Mack KA, Liller KD, Baldwin G, Sleet D. Preventing unintentional injuries in the home using the health impact pyramid. Health Educ Behav 2015;42:115S-22S.
Desapriya E, Scime G, Subzwari S, Pike I. Prevention of baby-walker-related injury. Lancet 2009;373:545.
Ahmad M. Pakistani experience of childhood burns in a private setup. Ann Burns Fire Disasters 2010;23:25-7.
Parbhoo A, Louw QA, Grimmer-Somers K. A profile of hospital-admitted paediatric burns patients in South Africa. BMC Res Notes 2010;3:165.
Sharma M, Lahoti BK, Khandelwal G, Mathur RK, Sharma SS, Laddha A, et al.
Epidemiological trends of pediatric trauma: A single-center study of 791 patients. J Indian Assoc Pediatr Surg 2011;16:88-92.
] [Full text]
Rafii MH, Saberi HR, Hosseinpour M, Fakharian E, Mohammadzadeh M. Epidemiology of pediatric burn injuries in Isfahan, Iran. Arch Trauma Res 2012;1:27-30.
Touloukian RJ, editor.
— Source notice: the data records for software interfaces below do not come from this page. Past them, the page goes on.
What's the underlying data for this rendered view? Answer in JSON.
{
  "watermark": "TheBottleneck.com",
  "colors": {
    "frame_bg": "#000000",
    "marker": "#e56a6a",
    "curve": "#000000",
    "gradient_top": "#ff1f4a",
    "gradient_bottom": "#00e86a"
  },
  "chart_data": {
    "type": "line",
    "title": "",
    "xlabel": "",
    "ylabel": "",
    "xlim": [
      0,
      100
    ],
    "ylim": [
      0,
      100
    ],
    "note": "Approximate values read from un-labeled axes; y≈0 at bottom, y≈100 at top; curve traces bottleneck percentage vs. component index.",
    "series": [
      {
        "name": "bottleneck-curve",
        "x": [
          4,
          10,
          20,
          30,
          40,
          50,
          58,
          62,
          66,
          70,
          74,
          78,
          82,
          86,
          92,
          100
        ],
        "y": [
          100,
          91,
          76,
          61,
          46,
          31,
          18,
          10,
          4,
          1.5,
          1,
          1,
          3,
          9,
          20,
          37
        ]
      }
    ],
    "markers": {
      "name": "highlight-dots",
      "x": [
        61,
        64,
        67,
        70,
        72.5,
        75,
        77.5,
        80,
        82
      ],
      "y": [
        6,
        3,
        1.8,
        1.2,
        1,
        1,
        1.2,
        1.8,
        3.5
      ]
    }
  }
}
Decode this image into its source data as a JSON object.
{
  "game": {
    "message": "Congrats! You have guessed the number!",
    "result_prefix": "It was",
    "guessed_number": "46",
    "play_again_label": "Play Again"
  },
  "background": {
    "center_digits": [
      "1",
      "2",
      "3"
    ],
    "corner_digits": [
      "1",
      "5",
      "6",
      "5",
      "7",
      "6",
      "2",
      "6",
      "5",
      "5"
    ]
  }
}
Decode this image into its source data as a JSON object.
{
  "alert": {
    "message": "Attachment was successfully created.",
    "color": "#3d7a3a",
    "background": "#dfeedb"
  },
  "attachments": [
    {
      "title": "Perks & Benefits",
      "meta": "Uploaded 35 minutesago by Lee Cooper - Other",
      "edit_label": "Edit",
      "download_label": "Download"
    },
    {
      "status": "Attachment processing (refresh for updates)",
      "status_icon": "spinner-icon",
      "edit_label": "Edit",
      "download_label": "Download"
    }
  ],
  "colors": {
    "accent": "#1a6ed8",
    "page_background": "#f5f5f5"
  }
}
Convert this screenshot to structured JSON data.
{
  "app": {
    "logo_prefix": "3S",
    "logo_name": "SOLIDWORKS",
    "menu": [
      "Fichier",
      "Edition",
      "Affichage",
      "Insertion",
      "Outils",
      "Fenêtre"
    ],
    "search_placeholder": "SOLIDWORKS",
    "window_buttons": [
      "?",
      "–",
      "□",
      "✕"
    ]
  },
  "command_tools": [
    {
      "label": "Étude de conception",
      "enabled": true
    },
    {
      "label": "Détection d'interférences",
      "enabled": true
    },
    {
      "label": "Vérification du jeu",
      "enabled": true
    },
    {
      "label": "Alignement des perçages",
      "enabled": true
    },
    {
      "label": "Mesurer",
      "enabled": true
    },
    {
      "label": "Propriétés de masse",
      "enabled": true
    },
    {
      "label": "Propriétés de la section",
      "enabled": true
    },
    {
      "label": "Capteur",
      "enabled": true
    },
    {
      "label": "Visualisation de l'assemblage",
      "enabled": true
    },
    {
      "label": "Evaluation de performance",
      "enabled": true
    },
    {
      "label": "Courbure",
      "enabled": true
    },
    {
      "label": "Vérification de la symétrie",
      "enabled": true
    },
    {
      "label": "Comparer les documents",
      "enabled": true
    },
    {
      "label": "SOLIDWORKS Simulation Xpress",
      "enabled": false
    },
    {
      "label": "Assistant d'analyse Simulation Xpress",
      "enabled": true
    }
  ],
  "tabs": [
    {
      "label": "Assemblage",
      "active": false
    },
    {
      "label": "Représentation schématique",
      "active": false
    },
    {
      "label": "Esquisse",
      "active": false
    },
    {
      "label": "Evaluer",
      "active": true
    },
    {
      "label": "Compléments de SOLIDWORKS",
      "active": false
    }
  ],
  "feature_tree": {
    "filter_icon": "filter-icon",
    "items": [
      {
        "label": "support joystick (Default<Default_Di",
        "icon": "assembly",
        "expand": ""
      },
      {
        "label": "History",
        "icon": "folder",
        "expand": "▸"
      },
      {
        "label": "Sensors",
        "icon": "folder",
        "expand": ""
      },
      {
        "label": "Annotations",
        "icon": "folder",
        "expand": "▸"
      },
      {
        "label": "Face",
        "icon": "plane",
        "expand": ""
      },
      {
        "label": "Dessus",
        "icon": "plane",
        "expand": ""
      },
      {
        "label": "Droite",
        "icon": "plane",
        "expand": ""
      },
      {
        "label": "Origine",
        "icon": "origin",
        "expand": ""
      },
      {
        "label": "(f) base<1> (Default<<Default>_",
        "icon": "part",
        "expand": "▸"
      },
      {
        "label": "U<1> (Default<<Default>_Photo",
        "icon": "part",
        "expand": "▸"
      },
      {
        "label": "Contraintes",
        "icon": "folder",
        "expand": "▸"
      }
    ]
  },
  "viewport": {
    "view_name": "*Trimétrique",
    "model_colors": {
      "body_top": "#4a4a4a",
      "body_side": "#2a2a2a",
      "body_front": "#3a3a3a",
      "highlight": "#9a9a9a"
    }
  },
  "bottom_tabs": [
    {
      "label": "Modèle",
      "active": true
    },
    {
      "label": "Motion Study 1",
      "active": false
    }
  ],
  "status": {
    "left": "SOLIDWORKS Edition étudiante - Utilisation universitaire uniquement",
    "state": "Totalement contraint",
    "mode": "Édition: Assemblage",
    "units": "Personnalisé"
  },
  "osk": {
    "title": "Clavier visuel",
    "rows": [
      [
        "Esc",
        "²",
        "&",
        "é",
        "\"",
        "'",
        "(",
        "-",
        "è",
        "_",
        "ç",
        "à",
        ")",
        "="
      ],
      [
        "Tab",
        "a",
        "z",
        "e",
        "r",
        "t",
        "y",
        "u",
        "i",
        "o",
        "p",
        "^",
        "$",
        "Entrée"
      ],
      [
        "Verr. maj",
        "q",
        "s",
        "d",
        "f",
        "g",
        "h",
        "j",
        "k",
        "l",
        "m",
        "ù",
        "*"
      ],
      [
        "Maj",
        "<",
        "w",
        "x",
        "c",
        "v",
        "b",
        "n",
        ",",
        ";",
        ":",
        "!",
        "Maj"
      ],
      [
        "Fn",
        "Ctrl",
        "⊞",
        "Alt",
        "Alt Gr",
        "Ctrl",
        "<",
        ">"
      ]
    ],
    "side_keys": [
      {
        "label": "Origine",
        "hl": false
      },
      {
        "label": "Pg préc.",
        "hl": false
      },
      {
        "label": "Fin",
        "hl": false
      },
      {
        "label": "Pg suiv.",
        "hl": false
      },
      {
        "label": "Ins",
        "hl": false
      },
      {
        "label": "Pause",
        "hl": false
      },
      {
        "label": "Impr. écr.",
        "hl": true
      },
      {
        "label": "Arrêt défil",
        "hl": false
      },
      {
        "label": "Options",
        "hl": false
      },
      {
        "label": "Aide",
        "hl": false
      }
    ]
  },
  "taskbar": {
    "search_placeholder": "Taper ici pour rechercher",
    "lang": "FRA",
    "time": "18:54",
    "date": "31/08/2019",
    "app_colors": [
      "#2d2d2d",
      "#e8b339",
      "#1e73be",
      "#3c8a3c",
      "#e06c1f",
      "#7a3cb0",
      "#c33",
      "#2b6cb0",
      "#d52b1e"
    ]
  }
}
Pediatric Trauma. 2nd
ed. St. Louis: Mosby Year Book; 1990.
DeMuth WE Jr. The mechanism of shotgun wounds. J Trauma 1971;11:219-29.
Christoffel KK. Pediatric firearm injuries: Time to target agrowing population. Pediatr Ann 1992;21:430-6.
Stringel G, Talutis S, Alemayehu H, Guertin L. Severe unintentional penetrating abdominal injuries of domestic origin in children. J Pediatr Surg Case Rep 2013;1:260-2.
[Table 1], [Table 2], [Table 3], [Table 4], [Table 5]